Reading Finnegans Wake on the best of days and in the easiest sections can challenge the most erudite of readers. The eight or so members of the James Joyce group certainly fall into that category. But this past weekend, meeting in a room at Sylva’s library, they found themselves flagging in a particularly dense thicket of Joysean obscurities.
“This one was good at manual arithmetic, for he knew from his cradle why his fingers were given him,” Barbara Bates Smith, a Haywood County resident, recited aloud. “He had names for this 10 fingers: first there came book, then wigworms, then tittlies, then cheekadeekchimple, then pickpocket, with pickpocketpumb, pickpocketpoint, pickpocketprod, pickpocketpromise, and upwithem. And he had names for his four love-tried cardinals: (1) his element curdinal numen, (2) his enement curdinal marrying, (3) his epulent curdinal weisswach, and (4) his eminent curdinal Kay O’Kay.”
When she finished, everyone sat silent for a moment, bemused or stunned or both. Michael Lodico said, breaking the silence, “I think it’s all so obvious.” Everyone laughed and got down to business.
And that business is understanding and discussing Joyce, one of the most important writers of the 20th century. Joyce challenges, provokes and mystifies. The Irish poet and writer requires an endless amount of both reader patience and reader work to untangle the literary concoction (some might say mishmash) of stream of consciousness techniques, literary allusions and free-dream associations. Not to overlook, either, the profusion of puns this native Dubliner loved to weave into his tapestry of words.
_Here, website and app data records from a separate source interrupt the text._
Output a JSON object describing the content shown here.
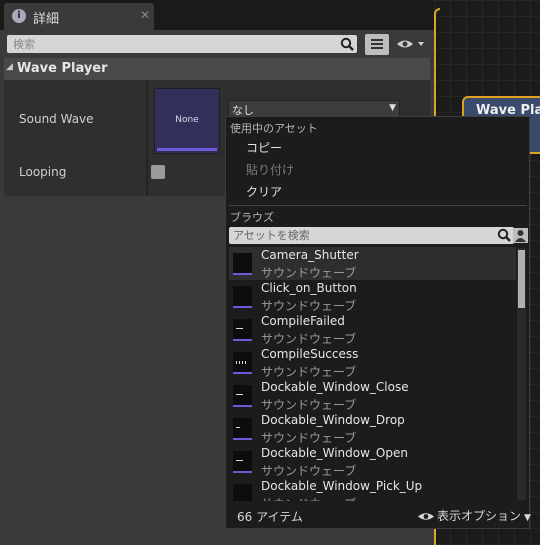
{
  "tab": {
    "title": "詳細",
    "icon": "info-icon"
  },
  "details": {
    "search_placeholder": "検索",
    "category": "Wave Player",
    "properties": {
      "sound_wave_label": "Sound Wave",
      "thumbnail_text": "None",
      "combo_value": "なし",
      "looping_label": "Looping",
      "looping_checked": false
    }
  },
  "graph": {
    "node_title": "Wave Player"
  },
  "menu": {
    "in_use_header": "使用中のアセット",
    "copy": "コピー",
    "paste": "貼り付け",
    "clear": "クリア",
    "browse_header": "ブラウズ",
    "asset_search_placeholder": "アセットを検索",
    "assets": [
      {
        "name": "Camera_Shutter",
        "type": "サウンドウェーブ"
      },
      {
        "name": "Click_on_Button",
        "type": "サウンドウェーブ"
      },
      {
        "name": "CompileFailed",
        "type": "サウンドウェーブ"
      },
      {
        "name": "CompileSuccess",
        "type": "サウンドウェーブ"
      },
      {
        "name": "Dockable_Window_Close",
        "type": "サウンドウェーブ"
      },
      {
        "name": "Dockable_Window_Drop",
        "type": "サウンドウェーブ"
      },
      {
        "name": "Dockable_Window_Open",
        "type": "サウンドウェーブ"
      },
      {
        "name": "Dockable_Window_Pick_Up",
        "type": "サウンドウェーブ"
      }
    ],
    "item_count": "66 アイテム",
    "view_options": "表示オプション"
  },
  "colors": {
    "accent": "#6e5ad6",
    "graph_border": "#d8a82a"
  }
}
A frustrated reader and critic once described Finnegans Wake as “a 628-page collection of erudite gibberish indistinguishable to most people from the familiar word salad produced by hebephrenic patients on the back wards of any state hospital.”
Seven years on Ulysses
The James Joyce group meets for a couple hours at a time once each month, sometimes in Haywood and sometimes in Jackson counties. Members are from each of those communities. To describe the people involved as meticulous, well read and intelligent somehow falls short. They have spent about four years reading Finnegans Wake together. Saturday’s meeting began on page 282 of this more than 600-page book. The group labored happily for two hours, progressing through the middle of page 287.
Joyce, you see, isn’t a writer you rush: in his case, ripeness truly is all.
The group started reading Ulysses. That required a seven-year commitment. Ulysses is Joyce’s most important work, and stands as one of the most, if not the most, important modern novels of our time.
Jean Ellen Forrister, a retired English teacher from Jackson County, started with the group about when they began reading and studying Finnegans Wake.
She said she loves the complexities of Joyce’s work, “the weirdness,” and finds untangling his writing akin to solving a complicated crossword puzzle.
“You get it to fit all together, and there’s that sort of ah-ha moment,” Forrister said, adding that reading and studying Joyce keeps a person learning and living.
In one section of Finnegans Wake irrational numbers played a role. Forrister soon found herself researching irrational numbers — which is a real number that cannot be written as a simple fraction — and entering into discussions about them with a friend who is a math teacher.
Reading Joyce can take a person down unlikely avenues indeed.
You don’t want to walk unprepared into a James Joyce group meeting, though member Karl Nicholas, who retired from the English department at Western Carolina University, apologized for doing just that. He had just returned to Sylva from attending an event honoring the poet Robert Burns, and had been sidetracked the previous evening buying tickets for an upcoming trip overseas.
Members of the group usually prepare for meetings by reading the text, and they cross-study using A Skeleton Key to Finnegans Wake by mythologist Joseph Campbell and Henry Morton Robinson, and Annotations to Finnegans Wake by Roland McHugh.
They also rely on knowledge and skills that members individually bring into the group. Nicholas attended Catholic school, so he helps with the Catholic references, Forrister said. Nicholas and Lodico both can aid others when there are Latin difficulties. Nan Watkins can untangle knotty musical references, and so on and so on. Talk to them individually and each demurs from special knowledge or contributions, of course: “The others are scholars; my contributions are ones of support and enthusiasm. I get by,” Bates Smith said modestly.
After Bates Smith’s rendering of the “he had names for this 10 fingers,” Forrister said,
“Here’s my question. OK, in this counting system that he has, is this something unique to the kids, some little weird thing a kid made up, or is this a tradition?”
An involved discussion about counting commenced. Counting in other lands, hand symbols for numbers used in the streets of other lands, cultural mistakes that can occur when people ill advisedly use their land’s hand signals in other people’s lands.
“The French of course include the toes when they are counting,” Sandy McKinney said, offering the fact as something well known by most people.
“We’re getting the trees, but what is the forest?” Dr. Steve Wall, a pediatrician, said finally as the conversation on counting wended onward. “What is this book about? We know naught.”
The next meeting of the James Joyce group takes place at 9:15 a.m. Saturday, March 24, at Blue Ridge Books in Waynesville.